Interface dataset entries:
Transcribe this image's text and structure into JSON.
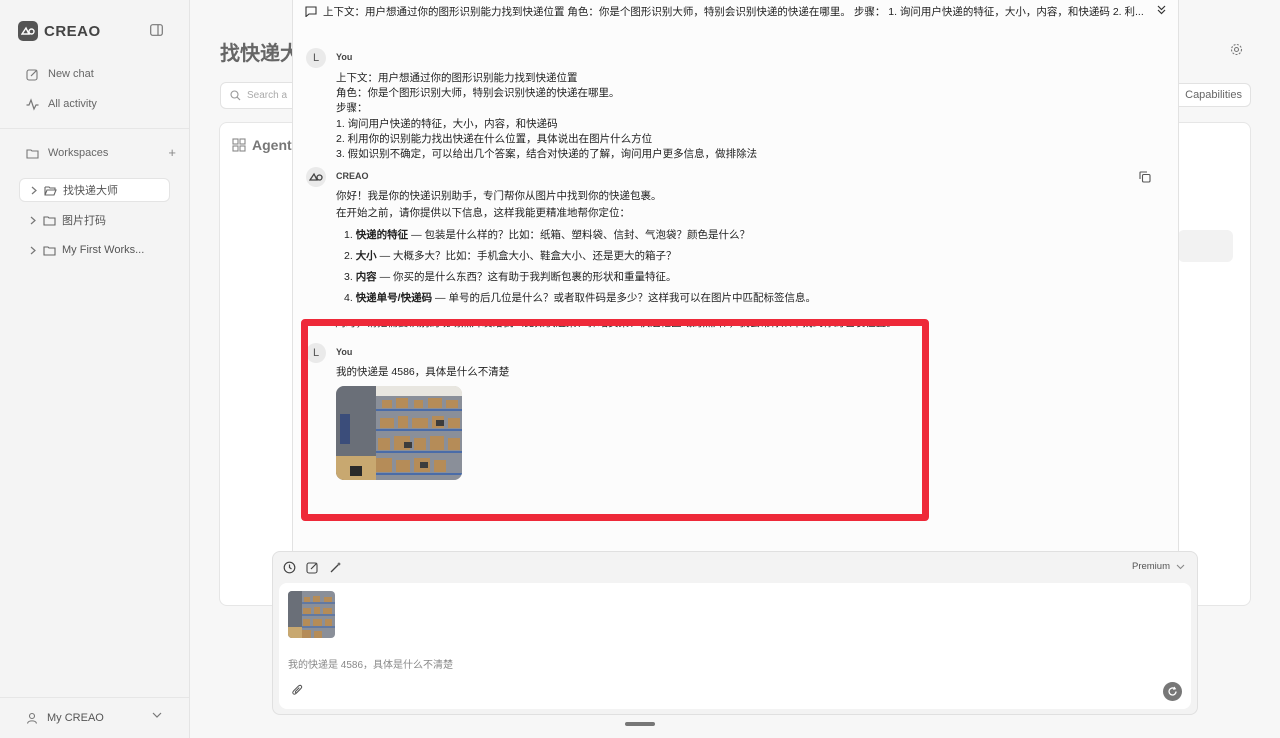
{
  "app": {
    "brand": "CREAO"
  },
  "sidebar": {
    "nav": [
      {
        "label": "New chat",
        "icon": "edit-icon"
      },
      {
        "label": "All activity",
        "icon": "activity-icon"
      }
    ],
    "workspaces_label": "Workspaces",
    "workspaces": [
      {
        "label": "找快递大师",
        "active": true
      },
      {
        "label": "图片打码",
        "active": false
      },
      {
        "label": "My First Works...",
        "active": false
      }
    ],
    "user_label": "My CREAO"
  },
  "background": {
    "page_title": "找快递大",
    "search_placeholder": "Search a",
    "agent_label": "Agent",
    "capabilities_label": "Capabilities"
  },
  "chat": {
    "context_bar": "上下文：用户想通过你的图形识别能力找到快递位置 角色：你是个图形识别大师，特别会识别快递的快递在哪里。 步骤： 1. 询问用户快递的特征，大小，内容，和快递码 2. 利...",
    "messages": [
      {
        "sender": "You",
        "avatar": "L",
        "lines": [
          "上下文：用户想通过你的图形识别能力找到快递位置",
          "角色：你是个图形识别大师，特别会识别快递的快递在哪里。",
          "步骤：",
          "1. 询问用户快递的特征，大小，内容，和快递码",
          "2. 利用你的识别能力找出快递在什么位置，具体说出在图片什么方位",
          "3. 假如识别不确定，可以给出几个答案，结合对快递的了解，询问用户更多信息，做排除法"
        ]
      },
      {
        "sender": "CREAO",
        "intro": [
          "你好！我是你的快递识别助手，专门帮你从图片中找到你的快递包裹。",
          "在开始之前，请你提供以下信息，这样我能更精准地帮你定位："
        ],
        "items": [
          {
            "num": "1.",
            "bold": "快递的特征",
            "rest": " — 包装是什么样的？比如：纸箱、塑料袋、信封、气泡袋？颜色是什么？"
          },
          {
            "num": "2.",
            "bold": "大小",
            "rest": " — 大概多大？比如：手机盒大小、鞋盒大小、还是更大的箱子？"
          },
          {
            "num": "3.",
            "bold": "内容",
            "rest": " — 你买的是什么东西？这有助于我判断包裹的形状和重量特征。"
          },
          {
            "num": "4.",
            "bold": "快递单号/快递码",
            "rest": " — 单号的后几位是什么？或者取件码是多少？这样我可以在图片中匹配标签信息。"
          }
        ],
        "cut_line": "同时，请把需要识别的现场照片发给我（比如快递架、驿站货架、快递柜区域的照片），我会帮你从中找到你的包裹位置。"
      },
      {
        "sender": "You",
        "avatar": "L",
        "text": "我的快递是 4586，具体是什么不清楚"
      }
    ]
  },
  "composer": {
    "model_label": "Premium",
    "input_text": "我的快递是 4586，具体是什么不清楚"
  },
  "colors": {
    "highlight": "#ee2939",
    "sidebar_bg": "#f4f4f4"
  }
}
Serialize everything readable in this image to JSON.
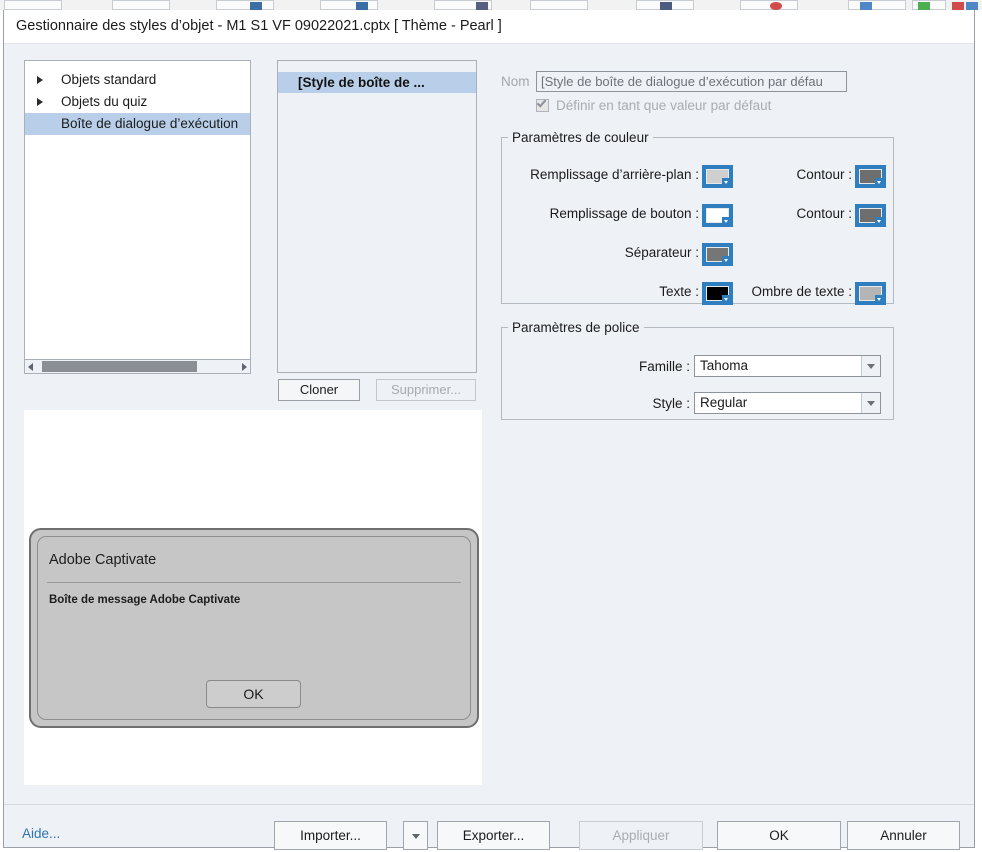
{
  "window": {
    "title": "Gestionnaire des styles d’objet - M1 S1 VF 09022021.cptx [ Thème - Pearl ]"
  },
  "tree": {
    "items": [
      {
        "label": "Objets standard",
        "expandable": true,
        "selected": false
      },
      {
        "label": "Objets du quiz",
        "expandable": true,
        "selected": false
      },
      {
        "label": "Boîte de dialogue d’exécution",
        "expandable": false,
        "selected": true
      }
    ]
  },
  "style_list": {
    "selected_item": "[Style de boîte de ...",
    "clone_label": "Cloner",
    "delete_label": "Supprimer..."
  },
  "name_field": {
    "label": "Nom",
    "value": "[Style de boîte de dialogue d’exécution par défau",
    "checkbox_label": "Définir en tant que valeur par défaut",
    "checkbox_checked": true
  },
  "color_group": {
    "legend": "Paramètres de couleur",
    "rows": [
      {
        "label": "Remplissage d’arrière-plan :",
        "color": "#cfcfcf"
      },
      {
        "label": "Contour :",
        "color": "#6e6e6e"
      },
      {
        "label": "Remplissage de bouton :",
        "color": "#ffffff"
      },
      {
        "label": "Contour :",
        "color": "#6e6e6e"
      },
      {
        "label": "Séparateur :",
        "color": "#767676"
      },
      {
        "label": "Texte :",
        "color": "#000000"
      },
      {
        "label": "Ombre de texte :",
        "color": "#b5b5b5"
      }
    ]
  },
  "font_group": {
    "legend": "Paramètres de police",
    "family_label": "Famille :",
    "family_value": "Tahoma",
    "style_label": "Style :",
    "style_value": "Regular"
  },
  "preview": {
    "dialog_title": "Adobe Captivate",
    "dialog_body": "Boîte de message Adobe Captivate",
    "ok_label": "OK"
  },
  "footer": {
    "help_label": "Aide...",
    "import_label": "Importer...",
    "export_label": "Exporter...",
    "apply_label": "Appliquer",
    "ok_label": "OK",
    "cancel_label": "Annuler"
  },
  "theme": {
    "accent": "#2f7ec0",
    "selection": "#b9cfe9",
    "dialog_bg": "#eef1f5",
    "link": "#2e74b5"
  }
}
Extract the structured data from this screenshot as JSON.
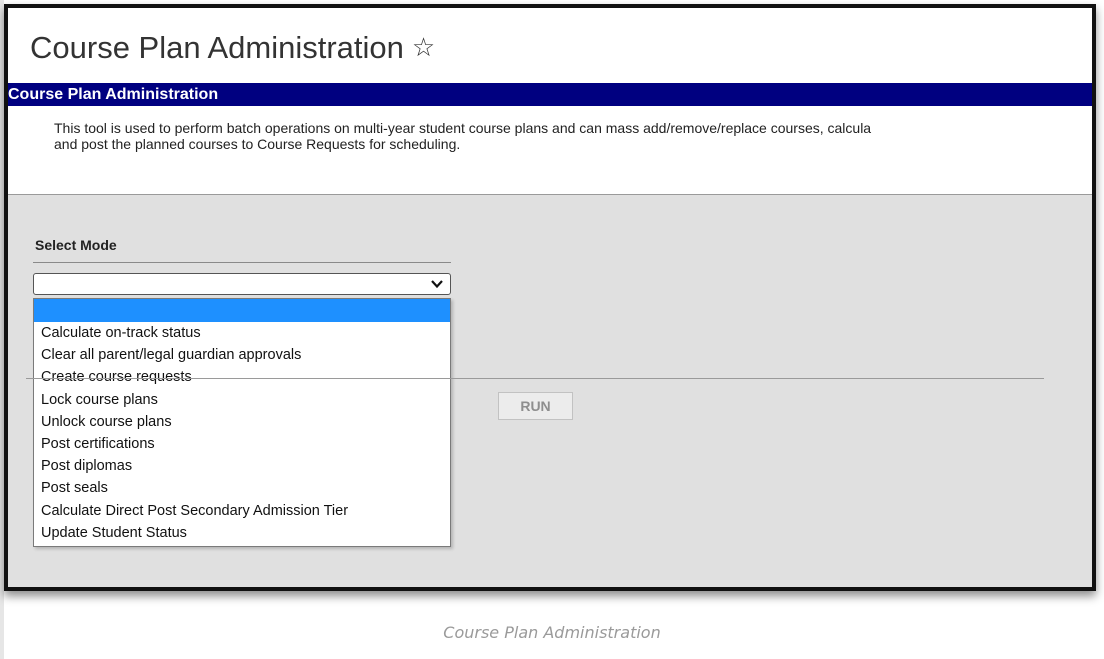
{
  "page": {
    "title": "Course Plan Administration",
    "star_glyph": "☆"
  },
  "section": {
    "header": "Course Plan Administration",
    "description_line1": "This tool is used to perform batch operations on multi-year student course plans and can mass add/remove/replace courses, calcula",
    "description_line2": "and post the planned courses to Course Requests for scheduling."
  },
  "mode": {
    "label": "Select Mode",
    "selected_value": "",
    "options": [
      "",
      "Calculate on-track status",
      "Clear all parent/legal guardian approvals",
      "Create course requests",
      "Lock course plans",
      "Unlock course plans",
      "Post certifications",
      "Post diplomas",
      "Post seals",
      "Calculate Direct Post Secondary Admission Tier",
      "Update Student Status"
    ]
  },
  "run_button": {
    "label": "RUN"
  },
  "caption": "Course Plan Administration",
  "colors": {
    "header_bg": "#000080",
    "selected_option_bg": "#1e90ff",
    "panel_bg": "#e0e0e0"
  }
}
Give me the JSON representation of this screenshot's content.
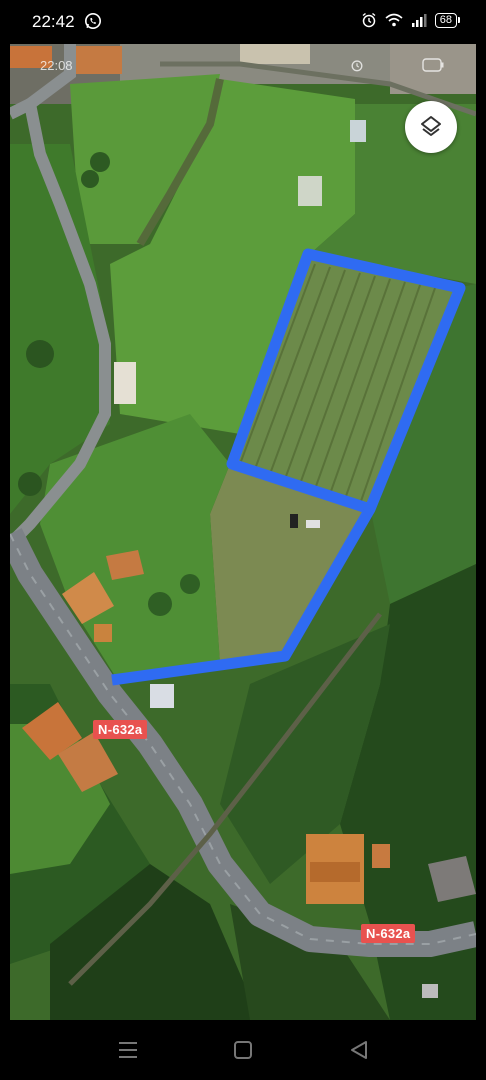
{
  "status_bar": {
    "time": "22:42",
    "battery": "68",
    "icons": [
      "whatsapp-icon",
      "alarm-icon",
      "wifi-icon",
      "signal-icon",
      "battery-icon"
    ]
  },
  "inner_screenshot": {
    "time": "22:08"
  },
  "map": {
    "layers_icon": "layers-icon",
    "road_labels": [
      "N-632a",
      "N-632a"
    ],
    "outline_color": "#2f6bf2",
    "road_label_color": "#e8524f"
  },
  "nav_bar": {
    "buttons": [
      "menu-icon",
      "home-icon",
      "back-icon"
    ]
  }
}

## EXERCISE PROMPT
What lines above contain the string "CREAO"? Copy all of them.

## TASK SOLUTION
    "brand": "CREAO"
    "user_label": "My CREAO"
        "sender": "CREAO",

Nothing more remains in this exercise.